------ Excerpted records ------

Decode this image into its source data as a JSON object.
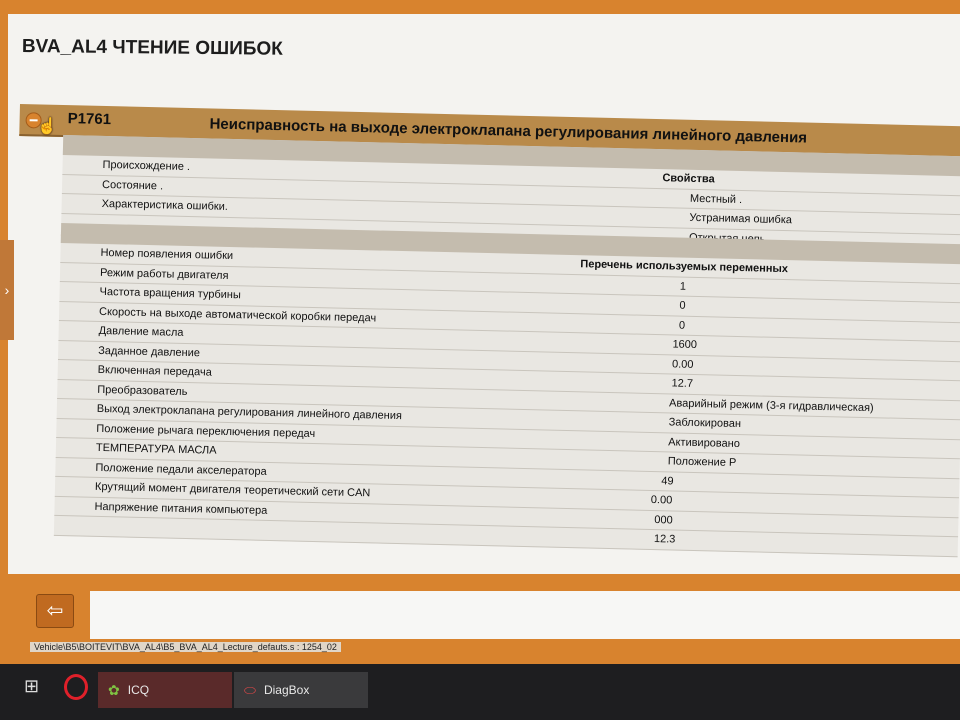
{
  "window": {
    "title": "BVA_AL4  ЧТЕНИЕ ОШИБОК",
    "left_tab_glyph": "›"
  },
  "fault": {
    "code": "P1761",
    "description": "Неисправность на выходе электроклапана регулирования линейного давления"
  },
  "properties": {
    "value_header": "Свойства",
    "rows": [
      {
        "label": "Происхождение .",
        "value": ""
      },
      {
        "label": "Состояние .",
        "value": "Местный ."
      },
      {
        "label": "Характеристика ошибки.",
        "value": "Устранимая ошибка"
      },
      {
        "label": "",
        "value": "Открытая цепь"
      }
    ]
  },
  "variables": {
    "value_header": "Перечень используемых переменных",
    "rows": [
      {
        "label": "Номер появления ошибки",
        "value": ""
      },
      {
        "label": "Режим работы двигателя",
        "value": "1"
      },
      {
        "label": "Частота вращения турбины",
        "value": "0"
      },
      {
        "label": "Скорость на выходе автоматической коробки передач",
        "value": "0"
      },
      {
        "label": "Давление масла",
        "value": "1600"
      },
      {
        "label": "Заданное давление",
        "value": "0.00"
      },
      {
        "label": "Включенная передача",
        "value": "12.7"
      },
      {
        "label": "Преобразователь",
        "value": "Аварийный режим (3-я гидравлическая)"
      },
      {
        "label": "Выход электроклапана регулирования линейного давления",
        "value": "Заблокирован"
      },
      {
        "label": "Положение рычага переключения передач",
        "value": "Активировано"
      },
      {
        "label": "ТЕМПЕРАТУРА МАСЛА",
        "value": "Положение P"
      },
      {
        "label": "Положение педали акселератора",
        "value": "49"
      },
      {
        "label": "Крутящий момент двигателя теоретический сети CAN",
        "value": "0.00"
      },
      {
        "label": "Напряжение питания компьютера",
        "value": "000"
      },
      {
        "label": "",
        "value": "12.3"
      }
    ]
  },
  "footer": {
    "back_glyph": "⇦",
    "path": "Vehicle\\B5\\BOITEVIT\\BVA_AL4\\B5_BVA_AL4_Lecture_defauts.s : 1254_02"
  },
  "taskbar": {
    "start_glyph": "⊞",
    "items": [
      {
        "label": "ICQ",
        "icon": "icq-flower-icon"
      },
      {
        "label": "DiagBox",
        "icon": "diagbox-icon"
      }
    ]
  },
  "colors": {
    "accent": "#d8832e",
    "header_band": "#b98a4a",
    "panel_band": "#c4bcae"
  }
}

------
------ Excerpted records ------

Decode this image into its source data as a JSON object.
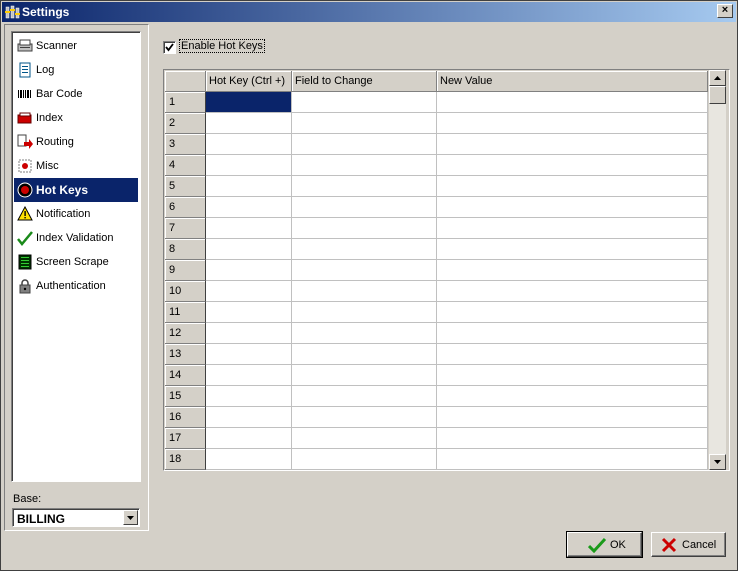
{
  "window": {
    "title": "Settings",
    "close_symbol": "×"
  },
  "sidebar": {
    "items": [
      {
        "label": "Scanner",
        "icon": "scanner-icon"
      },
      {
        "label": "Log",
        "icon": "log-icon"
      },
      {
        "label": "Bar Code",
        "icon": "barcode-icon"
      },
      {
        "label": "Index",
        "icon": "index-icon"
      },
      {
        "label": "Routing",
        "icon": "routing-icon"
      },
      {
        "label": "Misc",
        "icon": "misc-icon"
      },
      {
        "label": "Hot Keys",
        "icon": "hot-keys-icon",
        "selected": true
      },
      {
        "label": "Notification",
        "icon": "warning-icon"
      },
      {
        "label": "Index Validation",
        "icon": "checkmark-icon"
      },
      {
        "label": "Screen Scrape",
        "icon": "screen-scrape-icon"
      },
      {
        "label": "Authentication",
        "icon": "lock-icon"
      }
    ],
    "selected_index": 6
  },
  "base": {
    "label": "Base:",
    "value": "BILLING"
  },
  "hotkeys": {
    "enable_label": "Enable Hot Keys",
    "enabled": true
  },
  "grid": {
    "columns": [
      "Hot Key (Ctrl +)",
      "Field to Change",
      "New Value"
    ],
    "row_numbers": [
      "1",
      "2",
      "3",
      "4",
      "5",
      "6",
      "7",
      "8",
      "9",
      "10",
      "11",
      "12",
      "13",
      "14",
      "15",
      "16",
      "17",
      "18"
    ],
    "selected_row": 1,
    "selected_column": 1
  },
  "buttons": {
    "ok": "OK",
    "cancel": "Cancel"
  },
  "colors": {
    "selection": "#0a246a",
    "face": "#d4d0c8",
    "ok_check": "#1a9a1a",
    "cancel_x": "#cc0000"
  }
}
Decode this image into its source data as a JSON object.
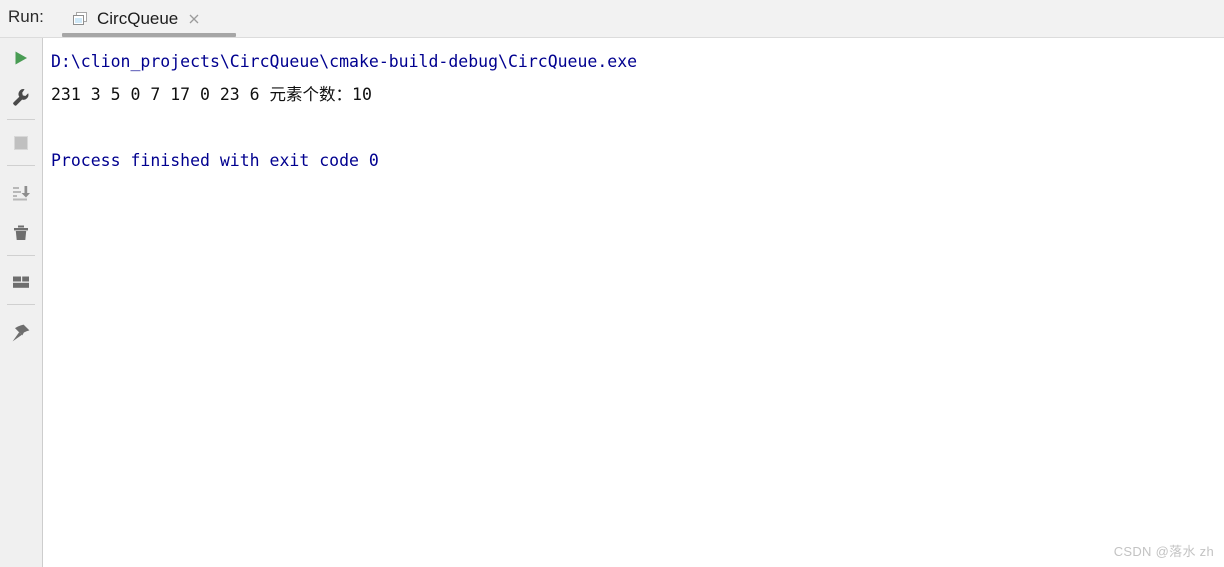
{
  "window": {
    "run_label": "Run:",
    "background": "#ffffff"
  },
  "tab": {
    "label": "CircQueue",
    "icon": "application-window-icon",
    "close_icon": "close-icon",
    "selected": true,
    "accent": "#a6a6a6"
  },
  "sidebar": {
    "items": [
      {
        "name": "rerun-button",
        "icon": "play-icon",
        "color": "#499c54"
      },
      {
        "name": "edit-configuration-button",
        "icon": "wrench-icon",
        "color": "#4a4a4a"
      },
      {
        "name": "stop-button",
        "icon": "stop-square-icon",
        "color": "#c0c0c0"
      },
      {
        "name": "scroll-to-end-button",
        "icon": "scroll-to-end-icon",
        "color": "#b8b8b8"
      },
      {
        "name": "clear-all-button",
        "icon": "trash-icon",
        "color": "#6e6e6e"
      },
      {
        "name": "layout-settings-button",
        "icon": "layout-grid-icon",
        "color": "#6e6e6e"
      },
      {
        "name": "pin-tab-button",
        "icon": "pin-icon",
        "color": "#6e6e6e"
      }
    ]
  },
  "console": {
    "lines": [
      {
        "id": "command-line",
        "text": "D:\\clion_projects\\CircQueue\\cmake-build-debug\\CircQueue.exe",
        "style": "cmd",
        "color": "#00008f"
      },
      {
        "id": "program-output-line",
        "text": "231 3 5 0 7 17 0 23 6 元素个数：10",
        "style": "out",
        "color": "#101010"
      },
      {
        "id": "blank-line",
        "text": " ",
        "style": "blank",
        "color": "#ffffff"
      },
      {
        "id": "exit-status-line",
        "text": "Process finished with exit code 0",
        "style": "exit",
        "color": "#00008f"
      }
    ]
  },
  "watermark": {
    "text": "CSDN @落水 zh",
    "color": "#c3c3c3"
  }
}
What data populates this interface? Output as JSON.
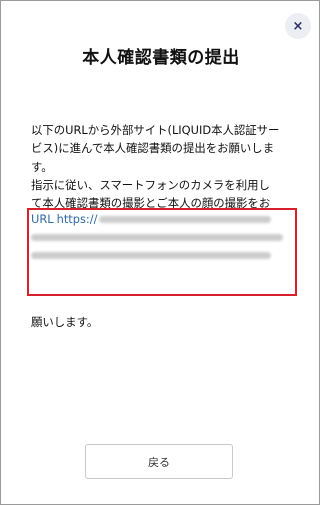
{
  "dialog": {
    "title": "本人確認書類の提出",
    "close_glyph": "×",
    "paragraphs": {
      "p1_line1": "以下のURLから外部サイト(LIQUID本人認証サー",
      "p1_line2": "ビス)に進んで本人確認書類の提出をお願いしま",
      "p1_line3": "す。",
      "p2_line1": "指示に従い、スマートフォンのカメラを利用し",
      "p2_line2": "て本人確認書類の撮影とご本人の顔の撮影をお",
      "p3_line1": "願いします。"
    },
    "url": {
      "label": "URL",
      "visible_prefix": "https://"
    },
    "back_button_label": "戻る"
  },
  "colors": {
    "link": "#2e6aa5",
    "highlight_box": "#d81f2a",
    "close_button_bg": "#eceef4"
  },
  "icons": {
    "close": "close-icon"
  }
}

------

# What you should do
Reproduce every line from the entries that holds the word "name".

# Reply to the exercise
        "name": "rerun-button",
        "name": "edit-configuration-button",
        "name": "stop-button",
        "name": "scroll-to-end-button",
        "name": "clear-all-button",
        "name": "layout-settings-button",
        "name": "pin-tab-button",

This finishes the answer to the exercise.